• TASK DESCRIPTION: Scan the following data for lines with "elapsed" and state how many there are, as a number only.

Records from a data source
▼▼▼

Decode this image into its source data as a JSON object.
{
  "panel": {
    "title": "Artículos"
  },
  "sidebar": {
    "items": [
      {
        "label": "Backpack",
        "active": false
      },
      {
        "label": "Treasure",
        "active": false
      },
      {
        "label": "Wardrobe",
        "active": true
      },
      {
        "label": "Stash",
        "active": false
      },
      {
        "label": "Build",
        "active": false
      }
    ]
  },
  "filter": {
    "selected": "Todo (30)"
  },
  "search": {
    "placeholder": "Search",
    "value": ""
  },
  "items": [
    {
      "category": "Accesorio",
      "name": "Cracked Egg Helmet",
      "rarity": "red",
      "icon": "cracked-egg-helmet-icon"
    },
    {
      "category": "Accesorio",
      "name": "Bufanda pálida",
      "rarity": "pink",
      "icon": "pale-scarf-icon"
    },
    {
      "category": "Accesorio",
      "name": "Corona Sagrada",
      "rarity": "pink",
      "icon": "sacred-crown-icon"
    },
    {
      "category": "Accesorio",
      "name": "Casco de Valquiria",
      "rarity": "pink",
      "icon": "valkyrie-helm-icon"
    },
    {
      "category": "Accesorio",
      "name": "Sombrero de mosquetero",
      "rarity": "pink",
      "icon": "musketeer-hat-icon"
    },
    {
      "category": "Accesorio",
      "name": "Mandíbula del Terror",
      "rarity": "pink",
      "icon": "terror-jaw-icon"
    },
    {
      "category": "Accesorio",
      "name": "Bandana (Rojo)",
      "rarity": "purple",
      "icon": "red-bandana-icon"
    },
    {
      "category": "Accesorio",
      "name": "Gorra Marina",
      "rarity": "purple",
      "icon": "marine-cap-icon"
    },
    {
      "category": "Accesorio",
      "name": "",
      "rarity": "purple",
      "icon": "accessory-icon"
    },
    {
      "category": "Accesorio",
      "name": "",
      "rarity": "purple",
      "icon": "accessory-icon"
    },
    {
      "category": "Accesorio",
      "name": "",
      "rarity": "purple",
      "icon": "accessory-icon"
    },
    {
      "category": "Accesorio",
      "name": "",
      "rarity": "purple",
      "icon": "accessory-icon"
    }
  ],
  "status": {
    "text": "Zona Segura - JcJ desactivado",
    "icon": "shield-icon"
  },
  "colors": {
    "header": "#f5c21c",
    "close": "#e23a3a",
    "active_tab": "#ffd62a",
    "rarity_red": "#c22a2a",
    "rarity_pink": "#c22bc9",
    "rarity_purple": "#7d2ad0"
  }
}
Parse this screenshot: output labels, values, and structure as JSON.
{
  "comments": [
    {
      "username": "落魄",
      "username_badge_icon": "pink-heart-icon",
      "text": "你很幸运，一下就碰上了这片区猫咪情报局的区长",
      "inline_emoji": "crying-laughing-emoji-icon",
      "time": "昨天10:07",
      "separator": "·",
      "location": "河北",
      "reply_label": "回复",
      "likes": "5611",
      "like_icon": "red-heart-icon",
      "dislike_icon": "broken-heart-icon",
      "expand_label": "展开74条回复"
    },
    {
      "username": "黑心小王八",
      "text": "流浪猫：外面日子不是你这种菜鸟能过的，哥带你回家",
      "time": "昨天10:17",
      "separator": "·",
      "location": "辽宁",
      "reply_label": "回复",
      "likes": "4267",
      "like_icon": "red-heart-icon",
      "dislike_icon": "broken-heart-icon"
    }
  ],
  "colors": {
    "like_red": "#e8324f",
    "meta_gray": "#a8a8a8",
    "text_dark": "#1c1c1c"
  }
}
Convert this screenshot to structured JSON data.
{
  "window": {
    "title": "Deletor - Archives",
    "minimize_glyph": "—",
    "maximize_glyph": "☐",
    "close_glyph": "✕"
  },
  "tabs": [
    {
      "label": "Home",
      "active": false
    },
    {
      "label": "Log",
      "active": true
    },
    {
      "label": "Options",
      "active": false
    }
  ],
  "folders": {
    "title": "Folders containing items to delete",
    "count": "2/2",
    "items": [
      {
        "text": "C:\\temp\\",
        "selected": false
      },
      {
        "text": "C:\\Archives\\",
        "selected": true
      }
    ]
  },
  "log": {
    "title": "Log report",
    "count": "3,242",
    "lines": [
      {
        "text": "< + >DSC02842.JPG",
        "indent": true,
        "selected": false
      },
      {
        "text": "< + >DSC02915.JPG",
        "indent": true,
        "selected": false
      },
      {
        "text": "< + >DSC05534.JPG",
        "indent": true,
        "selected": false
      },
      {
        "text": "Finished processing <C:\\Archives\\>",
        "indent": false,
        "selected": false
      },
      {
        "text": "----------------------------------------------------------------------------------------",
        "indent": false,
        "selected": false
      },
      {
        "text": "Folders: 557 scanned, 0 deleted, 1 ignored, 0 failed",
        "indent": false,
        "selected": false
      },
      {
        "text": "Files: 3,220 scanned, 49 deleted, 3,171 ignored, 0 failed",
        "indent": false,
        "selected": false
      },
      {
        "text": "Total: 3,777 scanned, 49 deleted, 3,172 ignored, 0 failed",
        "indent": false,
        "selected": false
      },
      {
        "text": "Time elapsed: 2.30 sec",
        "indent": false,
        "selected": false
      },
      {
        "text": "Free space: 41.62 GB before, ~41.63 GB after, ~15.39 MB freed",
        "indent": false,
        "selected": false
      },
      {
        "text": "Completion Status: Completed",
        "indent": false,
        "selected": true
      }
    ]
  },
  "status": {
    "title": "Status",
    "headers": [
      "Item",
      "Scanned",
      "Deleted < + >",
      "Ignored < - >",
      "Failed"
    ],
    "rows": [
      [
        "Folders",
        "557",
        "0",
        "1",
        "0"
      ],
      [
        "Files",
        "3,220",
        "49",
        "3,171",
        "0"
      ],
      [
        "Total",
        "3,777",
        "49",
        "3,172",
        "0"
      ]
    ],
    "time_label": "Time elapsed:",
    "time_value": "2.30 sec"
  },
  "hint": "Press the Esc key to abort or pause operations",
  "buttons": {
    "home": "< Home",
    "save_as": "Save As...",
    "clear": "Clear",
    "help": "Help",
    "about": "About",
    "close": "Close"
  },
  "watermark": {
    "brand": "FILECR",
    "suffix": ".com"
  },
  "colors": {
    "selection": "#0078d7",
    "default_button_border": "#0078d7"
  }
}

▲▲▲

• YOUR RESPONSE: 2